• [What to produce] From the entries, copy out every line in which the word "List" is found.

Data Block Start

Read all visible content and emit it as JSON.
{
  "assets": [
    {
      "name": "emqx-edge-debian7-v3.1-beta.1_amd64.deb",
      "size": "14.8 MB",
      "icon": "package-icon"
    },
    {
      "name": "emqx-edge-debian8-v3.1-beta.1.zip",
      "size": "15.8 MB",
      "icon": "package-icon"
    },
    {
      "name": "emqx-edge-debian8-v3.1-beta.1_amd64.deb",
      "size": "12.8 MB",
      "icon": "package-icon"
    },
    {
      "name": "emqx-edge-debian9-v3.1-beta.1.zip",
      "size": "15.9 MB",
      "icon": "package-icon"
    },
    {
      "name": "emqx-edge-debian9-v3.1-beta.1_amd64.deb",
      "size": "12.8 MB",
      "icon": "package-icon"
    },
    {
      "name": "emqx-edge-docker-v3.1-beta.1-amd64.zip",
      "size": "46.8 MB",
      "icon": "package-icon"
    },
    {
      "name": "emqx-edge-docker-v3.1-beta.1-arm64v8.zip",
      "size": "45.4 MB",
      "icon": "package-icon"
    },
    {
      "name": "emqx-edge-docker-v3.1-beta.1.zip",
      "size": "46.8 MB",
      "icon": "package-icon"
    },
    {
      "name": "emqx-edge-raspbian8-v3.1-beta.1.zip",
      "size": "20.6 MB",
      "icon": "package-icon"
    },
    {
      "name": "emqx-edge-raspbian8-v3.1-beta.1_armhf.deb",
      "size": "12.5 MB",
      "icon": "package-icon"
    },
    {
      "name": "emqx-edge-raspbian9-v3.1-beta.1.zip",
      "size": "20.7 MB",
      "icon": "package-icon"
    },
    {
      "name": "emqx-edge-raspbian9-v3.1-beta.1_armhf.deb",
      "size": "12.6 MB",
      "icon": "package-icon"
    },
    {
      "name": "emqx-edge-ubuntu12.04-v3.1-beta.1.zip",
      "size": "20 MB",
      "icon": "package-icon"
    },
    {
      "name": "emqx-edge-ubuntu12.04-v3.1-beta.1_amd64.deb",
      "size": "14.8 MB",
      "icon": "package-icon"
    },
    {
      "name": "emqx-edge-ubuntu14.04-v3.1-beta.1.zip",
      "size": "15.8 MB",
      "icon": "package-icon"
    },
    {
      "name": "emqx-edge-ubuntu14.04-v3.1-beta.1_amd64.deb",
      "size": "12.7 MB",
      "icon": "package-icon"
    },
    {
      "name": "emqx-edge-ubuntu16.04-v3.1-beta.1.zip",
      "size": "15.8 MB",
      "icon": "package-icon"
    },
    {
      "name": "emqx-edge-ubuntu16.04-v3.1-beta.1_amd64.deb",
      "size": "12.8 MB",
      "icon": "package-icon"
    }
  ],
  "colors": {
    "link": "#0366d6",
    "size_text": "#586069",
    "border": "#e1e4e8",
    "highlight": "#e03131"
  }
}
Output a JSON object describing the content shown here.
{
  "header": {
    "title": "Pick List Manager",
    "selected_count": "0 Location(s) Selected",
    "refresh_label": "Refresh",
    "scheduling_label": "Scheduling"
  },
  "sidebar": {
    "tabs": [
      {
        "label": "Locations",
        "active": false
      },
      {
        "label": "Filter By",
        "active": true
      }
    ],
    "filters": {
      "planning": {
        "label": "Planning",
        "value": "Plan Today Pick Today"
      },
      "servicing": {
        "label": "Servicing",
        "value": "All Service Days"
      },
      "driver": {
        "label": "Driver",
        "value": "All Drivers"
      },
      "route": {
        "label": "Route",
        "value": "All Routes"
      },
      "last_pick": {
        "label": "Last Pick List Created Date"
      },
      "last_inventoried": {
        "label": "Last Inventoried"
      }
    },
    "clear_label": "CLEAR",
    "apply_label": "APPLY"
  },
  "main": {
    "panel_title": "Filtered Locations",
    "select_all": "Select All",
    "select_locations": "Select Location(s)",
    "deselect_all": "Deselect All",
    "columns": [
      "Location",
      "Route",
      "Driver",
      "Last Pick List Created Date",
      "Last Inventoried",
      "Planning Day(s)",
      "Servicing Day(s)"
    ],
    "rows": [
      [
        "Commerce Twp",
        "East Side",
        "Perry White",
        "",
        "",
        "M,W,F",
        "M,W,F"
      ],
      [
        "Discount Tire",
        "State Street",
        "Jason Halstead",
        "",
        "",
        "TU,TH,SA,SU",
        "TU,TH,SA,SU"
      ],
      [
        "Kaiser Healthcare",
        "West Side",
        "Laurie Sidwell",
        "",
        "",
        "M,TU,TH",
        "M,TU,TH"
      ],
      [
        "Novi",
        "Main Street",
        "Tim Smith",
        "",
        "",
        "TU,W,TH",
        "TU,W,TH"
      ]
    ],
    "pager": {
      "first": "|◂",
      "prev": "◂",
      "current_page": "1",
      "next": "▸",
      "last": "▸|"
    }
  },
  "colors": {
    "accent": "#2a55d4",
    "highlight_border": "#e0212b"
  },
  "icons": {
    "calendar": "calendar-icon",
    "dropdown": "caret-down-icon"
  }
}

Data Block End
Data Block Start

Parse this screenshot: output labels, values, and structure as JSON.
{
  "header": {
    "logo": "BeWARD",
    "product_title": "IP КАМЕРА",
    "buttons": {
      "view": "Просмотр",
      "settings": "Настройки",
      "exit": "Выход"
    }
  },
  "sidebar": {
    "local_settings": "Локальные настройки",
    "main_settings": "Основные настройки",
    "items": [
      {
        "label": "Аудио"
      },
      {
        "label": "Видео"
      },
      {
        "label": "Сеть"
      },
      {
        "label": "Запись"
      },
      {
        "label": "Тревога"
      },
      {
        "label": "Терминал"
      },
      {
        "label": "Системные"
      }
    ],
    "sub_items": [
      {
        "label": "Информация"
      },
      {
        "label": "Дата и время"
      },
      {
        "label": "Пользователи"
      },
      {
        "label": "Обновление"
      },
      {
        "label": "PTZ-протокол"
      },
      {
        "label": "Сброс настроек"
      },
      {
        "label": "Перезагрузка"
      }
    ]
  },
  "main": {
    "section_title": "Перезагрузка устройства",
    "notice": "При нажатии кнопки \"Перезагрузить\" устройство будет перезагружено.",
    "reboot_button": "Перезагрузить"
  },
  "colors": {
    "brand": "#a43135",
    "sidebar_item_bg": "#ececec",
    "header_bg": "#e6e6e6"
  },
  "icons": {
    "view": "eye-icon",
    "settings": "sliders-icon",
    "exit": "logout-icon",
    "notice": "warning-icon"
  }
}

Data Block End

• [Response to the exercise]
    "title": "Pick List Manager",
        "label": "Last Pick List Created Date"
      "Last Pick List Created Date",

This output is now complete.